A federal appeals court has affirmed a lower court ruling that Virginia inventor Gordon Gould is entitled to a patent for the gas-discharge lasers he designed more than 20 years ago at Columbia University.

The ruling last week by the 9th U.S. Circuit Court of Appeals may force commercial laser firms and users to pay millions in new licensing fees to Gould and Patlex Corp. of Chatsworth, Calif.

Patlex Corp. holds a 64 percent interest in Gould's laser patent properties.

The ruling was another major victory in a long battle that Gould has been waging with the U.S. Patent Office.

Gould, who now lives in Kinsale, Va., first applied for a patent on lasers in 1959.

Gould came up with a design for a laser device in the late 1950s while a graduate student at Columbia. He contends that he is the first inventor of the laser, but many experts credit instead Charles Townes, a former Columbia professor and now a professor emeritus at the University of California, Berkeley, and Arthur Schawlow, a professor of physics at Stanford University.

Gould and Patlex have won other legal battles that they have waged over his laser devices.

Last month a U.S. District Court jury found that Cooper Lasersonics of Santa Clara, Calif., has infringed on Gould's patent for a copper-vapor laser amplifier.

In that case, Gould and Patlex were awarded $160,000.

Patlex said that if the patent office issues a patent for a gas-discharge laser to Gould, who already owns a patent on the optically pumped laser, the two patents would cover 85 percent of laser devices used in the United States.

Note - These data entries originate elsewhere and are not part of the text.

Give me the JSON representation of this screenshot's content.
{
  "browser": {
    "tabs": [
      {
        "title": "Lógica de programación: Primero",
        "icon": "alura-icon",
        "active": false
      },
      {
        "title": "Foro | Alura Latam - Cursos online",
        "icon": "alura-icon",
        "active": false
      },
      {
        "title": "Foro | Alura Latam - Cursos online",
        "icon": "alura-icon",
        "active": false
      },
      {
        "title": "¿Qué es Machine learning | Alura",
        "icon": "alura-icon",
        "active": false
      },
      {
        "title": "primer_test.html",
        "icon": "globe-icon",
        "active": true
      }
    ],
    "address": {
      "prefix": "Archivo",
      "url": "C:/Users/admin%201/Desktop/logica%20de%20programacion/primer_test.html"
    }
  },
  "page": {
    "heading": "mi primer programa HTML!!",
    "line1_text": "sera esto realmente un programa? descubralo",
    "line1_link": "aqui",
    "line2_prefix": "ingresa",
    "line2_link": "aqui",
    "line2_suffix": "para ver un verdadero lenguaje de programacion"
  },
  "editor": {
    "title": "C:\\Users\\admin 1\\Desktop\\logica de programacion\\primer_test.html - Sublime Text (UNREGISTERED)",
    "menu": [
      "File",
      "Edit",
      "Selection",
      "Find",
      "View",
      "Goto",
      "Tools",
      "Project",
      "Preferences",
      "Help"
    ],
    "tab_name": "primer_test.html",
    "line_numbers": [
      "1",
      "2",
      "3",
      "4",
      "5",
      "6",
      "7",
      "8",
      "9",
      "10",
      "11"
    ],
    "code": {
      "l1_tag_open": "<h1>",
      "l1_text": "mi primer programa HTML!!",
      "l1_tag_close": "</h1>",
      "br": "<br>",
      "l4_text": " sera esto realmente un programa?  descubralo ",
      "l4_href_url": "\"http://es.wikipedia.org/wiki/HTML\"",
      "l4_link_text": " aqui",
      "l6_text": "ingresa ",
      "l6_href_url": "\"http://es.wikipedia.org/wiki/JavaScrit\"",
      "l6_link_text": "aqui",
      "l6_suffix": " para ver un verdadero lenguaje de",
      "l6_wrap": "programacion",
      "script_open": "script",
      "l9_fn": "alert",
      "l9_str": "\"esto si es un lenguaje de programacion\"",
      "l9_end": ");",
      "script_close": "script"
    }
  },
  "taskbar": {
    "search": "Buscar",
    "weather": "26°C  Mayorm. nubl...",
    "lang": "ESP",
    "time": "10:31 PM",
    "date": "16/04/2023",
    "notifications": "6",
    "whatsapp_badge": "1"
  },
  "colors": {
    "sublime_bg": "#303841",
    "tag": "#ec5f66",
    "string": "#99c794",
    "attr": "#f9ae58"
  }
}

Sales of laser systems totaled more than $500 million last year.